Then there’s gaining operational efficiencies. SAP’s claim to fame has been ERP, or resource planning. One of things that we’re doing now in our solutions is factoring energy as one of the key resources that can be optimized. If you consider energy as one of the key contributors to cost in both process and discrete manufacturing, helping companies keep track of their energy consumption during manufacturing, shipping, and delivery results in concrete, demonstrable cost savings.
SAP.info: In the last decade, we’ve seen sustainability emerge as a strategic imperative. How do you see sustainability in business evolving in the next several years?
RB: It’s difficult to answer this question generically, because every industry is going to have its own set of dynamics. But I think it’s fairly safe to speculate that, across the board, the bar is going to get higher and higher in terms of sustainability. As a result, companies will have to become much more aggressive in their efforts to embed sustainability into their operations.
SAP.info: What are the greatest challenges you face as a sustainability executive over the next 12-18 months?
RB: First off – new market opportunities. We need to demonstrate that sustainability benefits the company not only in terms of the line of business, sustainability, but as a capability and as an attribute that spans the whole portfolio.
The number two thing is employee engagement: getting more and more employees excited about this topic. How do you get people to sense and feel their connection to sustainability? It’s not just logical, it’s also visceral and emotional. You have to appeal to all three and create links between the people and the topic.
We rolled out our first major sustainability initiatives to employees in Palo Alto in 2008, when I was managing director of SAP Labs North America. The campaign was very, very successful in getting people’s attention and imbuing a sense of belonging in the employees by giving everyone the opportunity to rally around a common cause.
When you walk around the Palo Alto campus today, it’s a beautiful, green campus. You feel happy. You feel like this is a place you want to work. You feel like this is a company you want to work for. This is exactly the kind of feeling you want to create in your employees.
Last but not least is, how do we tell the ‘Run Better’ SAP story in the context of sustainability? This is a fantastic opportunity for us as a company.
SAP.info: What recent sustainability initiatives or projects are you most proud of?
RB: The SAP Sustainability Report is definitely something I want to highlight, because it’s beautiful, it’s different, and it tells a compelling story. We tell our sustainability story through a variety of lenses, that of employees, customers, and the end-beneficiaries of SAP software and solutions. One thing all these perspectives have in common is that they are human perspectives. The report differs from what you see from other companies in that it’s not necessarily about us, it’s about the people who make up the SAP ecosystem and value-creation of our customers.

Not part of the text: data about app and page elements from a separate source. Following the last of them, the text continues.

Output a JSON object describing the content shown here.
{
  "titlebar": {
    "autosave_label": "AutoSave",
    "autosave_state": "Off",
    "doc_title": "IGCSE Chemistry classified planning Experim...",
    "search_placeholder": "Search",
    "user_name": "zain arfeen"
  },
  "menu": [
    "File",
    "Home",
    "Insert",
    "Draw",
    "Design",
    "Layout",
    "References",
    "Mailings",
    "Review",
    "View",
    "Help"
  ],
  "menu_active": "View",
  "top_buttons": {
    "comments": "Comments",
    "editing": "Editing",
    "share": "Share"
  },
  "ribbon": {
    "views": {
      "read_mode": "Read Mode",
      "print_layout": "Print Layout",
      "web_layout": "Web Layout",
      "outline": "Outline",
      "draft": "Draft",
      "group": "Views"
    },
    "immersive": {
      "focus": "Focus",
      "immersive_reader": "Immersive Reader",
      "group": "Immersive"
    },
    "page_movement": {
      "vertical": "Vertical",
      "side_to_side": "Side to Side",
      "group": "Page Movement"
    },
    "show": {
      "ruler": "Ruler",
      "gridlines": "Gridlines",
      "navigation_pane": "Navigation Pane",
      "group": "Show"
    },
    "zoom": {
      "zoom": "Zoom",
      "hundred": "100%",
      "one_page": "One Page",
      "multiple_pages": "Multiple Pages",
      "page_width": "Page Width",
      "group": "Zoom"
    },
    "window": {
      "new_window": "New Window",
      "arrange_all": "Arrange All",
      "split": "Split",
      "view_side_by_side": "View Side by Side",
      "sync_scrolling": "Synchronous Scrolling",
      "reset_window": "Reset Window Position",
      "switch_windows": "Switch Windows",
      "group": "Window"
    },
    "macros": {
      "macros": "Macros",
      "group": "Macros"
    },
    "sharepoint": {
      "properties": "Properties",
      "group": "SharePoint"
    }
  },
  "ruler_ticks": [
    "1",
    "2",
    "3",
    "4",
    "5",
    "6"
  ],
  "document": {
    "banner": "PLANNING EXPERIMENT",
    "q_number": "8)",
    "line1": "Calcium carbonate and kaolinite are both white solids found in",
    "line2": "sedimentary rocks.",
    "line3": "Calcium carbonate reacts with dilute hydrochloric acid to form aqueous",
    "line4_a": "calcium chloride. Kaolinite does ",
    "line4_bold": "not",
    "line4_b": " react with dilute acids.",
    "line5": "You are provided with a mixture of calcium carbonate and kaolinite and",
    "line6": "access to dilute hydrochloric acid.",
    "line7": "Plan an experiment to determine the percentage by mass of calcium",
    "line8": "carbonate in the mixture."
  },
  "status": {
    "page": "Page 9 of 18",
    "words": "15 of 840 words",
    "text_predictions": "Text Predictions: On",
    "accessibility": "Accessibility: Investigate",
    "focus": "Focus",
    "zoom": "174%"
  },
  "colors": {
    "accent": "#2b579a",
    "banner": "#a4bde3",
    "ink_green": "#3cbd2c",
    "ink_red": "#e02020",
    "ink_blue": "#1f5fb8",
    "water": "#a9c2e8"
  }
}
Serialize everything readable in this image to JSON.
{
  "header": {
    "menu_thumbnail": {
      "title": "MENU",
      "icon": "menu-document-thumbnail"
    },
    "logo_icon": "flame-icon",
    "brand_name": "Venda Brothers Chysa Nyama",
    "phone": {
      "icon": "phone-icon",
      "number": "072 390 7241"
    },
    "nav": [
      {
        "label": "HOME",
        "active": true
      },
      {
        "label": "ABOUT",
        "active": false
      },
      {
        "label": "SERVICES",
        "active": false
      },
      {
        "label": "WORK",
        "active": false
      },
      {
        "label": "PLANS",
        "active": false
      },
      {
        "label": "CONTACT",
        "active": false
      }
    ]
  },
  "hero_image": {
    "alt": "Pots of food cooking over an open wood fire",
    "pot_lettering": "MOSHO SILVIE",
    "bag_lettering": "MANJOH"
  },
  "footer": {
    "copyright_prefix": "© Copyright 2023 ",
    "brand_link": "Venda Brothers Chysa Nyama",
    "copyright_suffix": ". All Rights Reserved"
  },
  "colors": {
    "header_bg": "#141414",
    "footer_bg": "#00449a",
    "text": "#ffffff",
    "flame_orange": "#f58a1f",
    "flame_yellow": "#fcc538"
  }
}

Another thing my team is doing is market development. We’re looking for new ideas in the market that are currently not represented in our portfolio of products, such as electric vehicles and product lifecycle analysis, or ‘Green IT.’
Our work now is completely market driven. We’re working with key partners and customers to tell a much more compelling story and potentially pursue new revenue opportunities. And of course we’re proud of that!